START Data to examine

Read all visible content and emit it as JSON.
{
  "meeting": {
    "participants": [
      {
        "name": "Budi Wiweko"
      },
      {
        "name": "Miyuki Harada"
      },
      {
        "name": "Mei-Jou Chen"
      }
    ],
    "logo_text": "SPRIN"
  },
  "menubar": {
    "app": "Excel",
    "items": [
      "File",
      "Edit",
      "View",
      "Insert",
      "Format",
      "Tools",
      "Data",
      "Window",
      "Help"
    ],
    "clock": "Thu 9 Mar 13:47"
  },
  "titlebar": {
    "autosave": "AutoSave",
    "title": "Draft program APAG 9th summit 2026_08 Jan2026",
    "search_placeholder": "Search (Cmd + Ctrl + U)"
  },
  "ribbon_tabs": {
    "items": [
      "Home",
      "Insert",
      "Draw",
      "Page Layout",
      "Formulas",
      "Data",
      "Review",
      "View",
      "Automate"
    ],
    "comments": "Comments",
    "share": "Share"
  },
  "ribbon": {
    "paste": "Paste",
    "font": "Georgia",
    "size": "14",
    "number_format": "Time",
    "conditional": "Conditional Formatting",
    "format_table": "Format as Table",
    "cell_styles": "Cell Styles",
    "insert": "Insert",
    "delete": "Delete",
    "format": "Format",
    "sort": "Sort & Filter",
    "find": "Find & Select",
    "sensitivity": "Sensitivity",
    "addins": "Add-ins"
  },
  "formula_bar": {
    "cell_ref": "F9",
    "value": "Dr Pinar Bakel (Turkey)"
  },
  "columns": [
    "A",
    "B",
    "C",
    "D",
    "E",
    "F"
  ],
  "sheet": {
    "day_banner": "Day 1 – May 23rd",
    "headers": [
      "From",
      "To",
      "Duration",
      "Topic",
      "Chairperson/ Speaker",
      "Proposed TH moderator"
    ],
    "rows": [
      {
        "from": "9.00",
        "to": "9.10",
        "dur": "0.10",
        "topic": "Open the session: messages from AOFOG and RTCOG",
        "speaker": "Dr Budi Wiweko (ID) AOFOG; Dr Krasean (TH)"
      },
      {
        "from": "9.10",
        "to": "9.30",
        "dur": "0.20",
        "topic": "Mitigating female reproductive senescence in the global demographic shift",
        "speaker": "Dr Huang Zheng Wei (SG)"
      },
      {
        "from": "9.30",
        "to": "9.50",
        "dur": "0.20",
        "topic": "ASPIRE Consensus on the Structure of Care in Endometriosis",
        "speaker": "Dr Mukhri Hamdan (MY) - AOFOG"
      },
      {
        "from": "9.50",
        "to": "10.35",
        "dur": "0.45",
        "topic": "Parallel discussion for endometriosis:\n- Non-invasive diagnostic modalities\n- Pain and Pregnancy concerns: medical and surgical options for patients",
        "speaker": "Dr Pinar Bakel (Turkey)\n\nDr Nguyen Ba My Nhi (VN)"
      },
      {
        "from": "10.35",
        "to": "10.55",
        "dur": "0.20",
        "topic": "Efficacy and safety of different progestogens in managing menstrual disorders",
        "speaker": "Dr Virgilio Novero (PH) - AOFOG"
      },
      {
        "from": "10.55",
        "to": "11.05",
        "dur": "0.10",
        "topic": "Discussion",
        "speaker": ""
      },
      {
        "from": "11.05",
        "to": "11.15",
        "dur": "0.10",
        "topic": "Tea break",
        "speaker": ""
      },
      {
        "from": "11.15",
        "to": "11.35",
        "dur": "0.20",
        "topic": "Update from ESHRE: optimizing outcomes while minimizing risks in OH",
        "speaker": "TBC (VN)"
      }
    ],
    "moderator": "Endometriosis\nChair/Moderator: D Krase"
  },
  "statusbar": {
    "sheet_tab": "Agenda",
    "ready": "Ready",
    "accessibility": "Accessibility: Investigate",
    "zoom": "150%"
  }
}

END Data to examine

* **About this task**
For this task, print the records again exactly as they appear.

* **Result for this task**
Read all visible content and emit it as JSON.
{
  "meeting": {
    "participants": [
      {
        "name": "Budi Wiweko"
      },
      {
        "name": "Miyuki Harada"
      },
      {
        "name": "Mei-Jou Chen"
      }
    ],
    "logo_text": "SPRIN"
  },
  "menubar": {
    "app": "Excel",
    "items": [
      "File",
      "Edit",
      "View",
      "Insert",
      "Format",
      "Tools",
      "Data",
      "Window",
      "Help"
    ],
    "clock": "Thu 9 Mar 13:47"
  },
  "titlebar": {
    "autosave": "AutoSave",
    "title": "Draft program APAG 9th summit 2026_08 Jan2026",
    "search_placeholder": "Search (Cmd + Ctrl + U)"
  },
  "ribbon_tabs": {
    "items": [
      "Home",
      "Insert",
      "Draw",
      "Page Layout",
      "Formulas",
      "Data",
      "Review",
      "View",
      "Automate"
    ],
    "comments": "Comments",
    "share": "Share"
  },
  "ribbon": {
    "paste": "Paste",
    "font": "Georgia",
    "size": "14",
    "number_format": "Time",
    "conditional": "Conditional Formatting",
    "format_table": "Format as Table",
    "cell_styles": "Cell Styles",
    "insert": "Insert",
    "delete": "Delete",
    "format": "Format",
    "sort": "Sort & Filter",
    "find": "Find & Select",
    "sensitivity": "Sensitivity",
    "addins": "Add-ins"
  },
  "formula_bar": {
    "cell_ref": "F9",
    "value": "Dr Pinar Bakel (Turkey)"
  },
  "columns": [
    "A",
    "B",
    "C",
    "D",
    "E",
    "F"
  ],
  "sheet": {
    "day_banner": "Day 1 – May 23rd",
    "headers": [
      "From",
      "To",
      "Duration",
      "Topic",
      "Chairperson/ Speaker",
      "Proposed TH moderator"
    ],
    "rows": [
      {
        "from": "9.00",
        "to": "9.10",
        "dur": "0.10",
        "topic": "Open the session: messages from AOFOG and RTCOG",
        "speaker": "Dr Budi Wiweko (ID) AOFOG; Dr Krasean (TH)"
      },
      {
        "from": "9.10",
        "to": "9.30",
        "dur": "0.20",
        "topic": "Mitigating female reproductive senescence in the global demographic shift",
        "speaker": "Dr Huang Zheng Wei (SG)"
      },
      {
        "from": "9.30",
        "to": "9.50",
        "dur": "0.20",
        "topic": "ASPIRE Consensus on the Structure of Care in Endometriosis",
        "speaker": "Dr Mukhri Hamdan (MY) - AOFOG"
      },
      {
        "from": "9.50",
        "to": "10.35",
        "dur": "0.45",
        "topic": "Parallel discussion for endometriosis:\n- Non-invasive diagnostic modalities\n- Pain and Pregnancy concerns: medical and surgical options for patients",
        "speaker": "Dr Pinar Bakel (Turkey)\n\nDr Nguyen Ba My Nhi (VN)"
      },
      {
        "from": "10.35",
        "to": "10.55",
        "dur": "0.20",
        "topic": "Efficacy and safety of different progestogens in managing menstrual disorders",
        "speaker": "Dr Virgilio Novero (PH) - AOFOG"
      },
      {
        "from": "10.55",
        "to": "11.05",
        "dur": "0.10",
        "topic": "Discussion",
        "speaker": ""
      },
      {
        "from": "11.05",
        "to": "11.15",
        "dur": "0.10",
        "topic": "Tea break",
        "speaker": ""
      },
      {
        "from": "11.15",
        "to": "11.35",
        "dur": "0.20",
        "topic": "Update from ESHRE: optimizing outcomes while minimizing risks in OH",
        "speaker": "TBC (VN)"
      }
    ],
    "moderator": "Endometriosis\nChair/Moderator: D Krase"
  },
  "statusbar": {
    "sheet_tab": "Agenda",
    "ready": "Ready",
    "accessibility": "Accessibility: Investigate",
    "zoom": "150%"
  }
}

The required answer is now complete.